The year before I'd married my wife Kathleen, and her family took a yearly trip to see these plays. I was new to the family, so I kept my negativity to myself. 

Why wasn't I excited? Mostly because I didn't like Shakespeare (or at least I thought I didn't). My only real exposure to Shakespeare had been in high school with two plays: ROMEO & JULIET and HAMLET. I kind of liked HAMLET, but I loathed ROMEO & JULIET. Fifteen-year-old Adam could not understand the main characters. I thought they were idiots. You kill yourself over someone you just met? That's not love, that's stupidity.
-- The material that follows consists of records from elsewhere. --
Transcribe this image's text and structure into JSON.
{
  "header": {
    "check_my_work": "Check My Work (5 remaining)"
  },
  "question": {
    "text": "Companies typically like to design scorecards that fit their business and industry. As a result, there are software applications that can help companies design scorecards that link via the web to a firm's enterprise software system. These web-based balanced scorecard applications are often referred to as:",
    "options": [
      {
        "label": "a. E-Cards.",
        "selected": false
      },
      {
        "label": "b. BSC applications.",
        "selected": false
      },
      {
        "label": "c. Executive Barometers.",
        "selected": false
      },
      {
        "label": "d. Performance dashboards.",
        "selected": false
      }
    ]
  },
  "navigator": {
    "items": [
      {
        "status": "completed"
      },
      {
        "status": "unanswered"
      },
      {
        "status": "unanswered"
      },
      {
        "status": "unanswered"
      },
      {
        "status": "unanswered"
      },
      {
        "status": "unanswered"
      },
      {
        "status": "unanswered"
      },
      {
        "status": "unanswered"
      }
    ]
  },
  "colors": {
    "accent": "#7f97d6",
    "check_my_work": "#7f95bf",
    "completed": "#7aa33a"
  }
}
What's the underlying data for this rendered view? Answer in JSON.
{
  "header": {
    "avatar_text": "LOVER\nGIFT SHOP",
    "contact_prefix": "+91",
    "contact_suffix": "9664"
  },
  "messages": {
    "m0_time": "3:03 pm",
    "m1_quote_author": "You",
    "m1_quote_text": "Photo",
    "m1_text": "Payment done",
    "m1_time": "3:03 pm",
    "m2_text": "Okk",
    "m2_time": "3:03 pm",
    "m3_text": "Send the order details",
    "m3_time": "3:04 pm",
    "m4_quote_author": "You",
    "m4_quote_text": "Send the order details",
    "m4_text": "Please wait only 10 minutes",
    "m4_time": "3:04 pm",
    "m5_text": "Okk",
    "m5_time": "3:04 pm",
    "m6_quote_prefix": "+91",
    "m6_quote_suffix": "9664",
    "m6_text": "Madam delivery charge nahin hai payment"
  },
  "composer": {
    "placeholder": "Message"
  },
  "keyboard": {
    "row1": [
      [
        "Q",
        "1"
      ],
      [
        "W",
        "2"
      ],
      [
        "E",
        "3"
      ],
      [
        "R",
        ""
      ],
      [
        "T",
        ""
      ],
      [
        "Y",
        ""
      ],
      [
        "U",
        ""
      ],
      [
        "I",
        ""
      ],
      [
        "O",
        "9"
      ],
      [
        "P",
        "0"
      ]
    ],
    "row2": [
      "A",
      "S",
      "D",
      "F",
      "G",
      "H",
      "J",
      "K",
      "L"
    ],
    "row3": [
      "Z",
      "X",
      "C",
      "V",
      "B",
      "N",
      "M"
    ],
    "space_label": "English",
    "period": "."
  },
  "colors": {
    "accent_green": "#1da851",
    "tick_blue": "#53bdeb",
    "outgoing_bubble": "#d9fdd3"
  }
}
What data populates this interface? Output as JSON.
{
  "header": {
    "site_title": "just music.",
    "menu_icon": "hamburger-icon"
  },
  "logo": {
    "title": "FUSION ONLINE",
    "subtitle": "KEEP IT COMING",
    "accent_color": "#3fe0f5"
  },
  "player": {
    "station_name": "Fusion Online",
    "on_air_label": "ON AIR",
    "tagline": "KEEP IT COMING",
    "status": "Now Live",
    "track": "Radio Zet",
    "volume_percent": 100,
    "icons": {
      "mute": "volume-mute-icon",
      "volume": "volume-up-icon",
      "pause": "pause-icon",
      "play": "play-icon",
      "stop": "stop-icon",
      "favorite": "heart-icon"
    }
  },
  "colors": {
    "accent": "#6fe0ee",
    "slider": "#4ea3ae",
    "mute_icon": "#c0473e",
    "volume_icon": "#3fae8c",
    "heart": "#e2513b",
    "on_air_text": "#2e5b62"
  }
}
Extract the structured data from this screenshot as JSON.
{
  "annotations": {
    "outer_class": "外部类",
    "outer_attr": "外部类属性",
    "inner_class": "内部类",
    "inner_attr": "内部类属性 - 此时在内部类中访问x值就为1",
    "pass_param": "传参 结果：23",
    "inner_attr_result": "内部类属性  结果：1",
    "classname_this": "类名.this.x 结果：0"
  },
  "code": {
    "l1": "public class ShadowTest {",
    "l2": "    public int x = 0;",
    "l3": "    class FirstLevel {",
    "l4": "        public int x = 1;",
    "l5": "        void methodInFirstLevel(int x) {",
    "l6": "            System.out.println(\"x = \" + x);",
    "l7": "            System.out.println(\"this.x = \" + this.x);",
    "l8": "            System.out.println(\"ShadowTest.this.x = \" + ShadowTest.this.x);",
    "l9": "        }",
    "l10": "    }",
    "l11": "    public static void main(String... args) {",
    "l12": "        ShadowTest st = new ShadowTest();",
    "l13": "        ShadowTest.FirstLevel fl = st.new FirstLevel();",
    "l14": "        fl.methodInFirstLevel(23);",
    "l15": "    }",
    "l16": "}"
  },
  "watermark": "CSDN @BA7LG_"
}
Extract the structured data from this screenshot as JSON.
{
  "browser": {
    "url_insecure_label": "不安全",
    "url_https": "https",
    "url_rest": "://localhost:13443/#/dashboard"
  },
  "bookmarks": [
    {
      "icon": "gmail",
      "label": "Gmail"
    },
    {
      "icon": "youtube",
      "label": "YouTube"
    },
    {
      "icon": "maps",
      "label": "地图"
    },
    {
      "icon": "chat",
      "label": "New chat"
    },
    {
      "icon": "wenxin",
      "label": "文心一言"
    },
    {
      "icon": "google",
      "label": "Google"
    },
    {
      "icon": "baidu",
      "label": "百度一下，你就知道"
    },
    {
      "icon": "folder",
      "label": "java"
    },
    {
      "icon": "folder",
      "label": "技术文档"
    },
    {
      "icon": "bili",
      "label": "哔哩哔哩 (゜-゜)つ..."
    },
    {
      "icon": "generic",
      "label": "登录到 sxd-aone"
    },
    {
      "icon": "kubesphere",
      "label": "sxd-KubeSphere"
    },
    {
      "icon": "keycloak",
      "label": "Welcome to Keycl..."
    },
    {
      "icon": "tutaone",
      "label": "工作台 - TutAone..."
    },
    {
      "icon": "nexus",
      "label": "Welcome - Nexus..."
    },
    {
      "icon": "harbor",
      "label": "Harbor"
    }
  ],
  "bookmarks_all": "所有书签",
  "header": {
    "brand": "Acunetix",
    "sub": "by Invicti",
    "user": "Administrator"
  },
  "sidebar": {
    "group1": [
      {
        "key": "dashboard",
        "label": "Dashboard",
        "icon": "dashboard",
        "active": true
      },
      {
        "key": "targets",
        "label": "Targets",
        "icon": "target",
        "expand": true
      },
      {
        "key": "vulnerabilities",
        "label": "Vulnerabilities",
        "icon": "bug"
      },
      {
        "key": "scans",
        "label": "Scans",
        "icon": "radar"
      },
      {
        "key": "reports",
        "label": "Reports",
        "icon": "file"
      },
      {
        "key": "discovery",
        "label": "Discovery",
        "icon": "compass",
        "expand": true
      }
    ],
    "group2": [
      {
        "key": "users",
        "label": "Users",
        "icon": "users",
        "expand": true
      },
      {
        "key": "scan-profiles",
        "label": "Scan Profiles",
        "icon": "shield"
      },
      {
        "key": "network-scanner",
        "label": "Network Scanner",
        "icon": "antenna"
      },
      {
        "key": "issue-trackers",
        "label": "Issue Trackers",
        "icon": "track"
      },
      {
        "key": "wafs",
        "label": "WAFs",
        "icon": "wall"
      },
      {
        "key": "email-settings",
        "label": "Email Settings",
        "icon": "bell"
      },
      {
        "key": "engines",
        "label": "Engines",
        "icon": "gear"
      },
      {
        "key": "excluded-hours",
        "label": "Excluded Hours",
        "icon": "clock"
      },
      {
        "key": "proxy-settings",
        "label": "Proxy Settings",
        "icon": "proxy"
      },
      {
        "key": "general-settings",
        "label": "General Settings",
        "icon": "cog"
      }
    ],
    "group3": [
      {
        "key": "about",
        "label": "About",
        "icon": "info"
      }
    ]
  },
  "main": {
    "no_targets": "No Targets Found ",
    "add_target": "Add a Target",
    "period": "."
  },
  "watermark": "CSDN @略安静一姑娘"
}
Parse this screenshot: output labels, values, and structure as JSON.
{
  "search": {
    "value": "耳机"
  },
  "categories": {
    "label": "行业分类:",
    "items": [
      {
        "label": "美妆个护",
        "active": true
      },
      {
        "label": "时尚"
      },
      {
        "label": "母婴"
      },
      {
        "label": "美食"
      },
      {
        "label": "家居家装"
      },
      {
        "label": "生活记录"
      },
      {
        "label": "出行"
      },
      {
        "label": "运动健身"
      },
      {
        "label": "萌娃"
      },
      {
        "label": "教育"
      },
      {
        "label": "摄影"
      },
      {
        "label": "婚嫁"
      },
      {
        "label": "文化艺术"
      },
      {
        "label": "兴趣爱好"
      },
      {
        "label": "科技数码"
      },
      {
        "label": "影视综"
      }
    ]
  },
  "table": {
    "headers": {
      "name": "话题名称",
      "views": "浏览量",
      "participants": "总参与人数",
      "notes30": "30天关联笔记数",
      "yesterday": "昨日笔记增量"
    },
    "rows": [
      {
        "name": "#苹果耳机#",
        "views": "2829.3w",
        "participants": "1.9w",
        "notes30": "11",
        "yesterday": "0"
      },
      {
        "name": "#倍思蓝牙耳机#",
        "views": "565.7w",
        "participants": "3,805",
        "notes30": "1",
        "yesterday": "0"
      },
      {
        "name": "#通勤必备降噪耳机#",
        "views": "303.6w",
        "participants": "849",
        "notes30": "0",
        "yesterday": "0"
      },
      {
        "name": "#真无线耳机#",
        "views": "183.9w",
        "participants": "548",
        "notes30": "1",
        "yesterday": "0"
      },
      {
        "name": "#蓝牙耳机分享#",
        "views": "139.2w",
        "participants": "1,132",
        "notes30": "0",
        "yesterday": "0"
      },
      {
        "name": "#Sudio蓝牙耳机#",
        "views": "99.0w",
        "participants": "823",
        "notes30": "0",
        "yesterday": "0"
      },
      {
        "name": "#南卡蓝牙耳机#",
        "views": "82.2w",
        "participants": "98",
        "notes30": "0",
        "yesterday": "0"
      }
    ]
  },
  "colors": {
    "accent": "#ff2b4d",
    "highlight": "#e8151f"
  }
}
The other piece was the way I'd been taught Shakespeare. Two of my high school English teachers made every book and play we studied about sex. To be fair, they were hippies (like legitimate, 1960s hippies), and they talked a lot about sex and drugs. A lot. And when they oversimplified Shakespeare (and other classics), I checked out.

Fast forward back to 2001, and I wasn't excited. I imagined a week filled with tight-wearing, Shakespeare-quoting folks talking in terrible British accents. But that's not what I got.

It all changed with THE TEMPEST. I was captured by the performances, by the story. Shakespeare was amazing. I also saw JULIUS CAESAR that year. Since then, some of my favorite stories are Shakespeare plays. In no particular order, I also love OTHELLO, MUCH ADO ABOUT NOTHING, KING LEAR, THE TAMING OF THE SHREW, HAMLET, AS YOU LIKE IT, MACBETH and more. I not only enjoy Shakespeare, but he's now one of my favorite story tellers, up there with C.S. Lewis, Tolkien, Sanderson, Rothfuss, L'Engle, Card, Whedon and Spielberg. 

Sitting there in 2001, I started imagining THE TEMPEST as science fiction the minute it ended. I imagined Caliban, Propsero and Mirando stranded on a different world, a hostile planet created by the evil witch Sycorax. And so my version of the story was born.

It went through many changes and drafts. For example, my story focuses on Caliban, Claribel (who's only mentioned in the play, but never appears), and Member Five (my version of Ariel) instead of Propsero. I flipped the genre and the focus, and I hope the result is a fun take on THE TEMPEST,  and I hope it's worthy of its inspiration.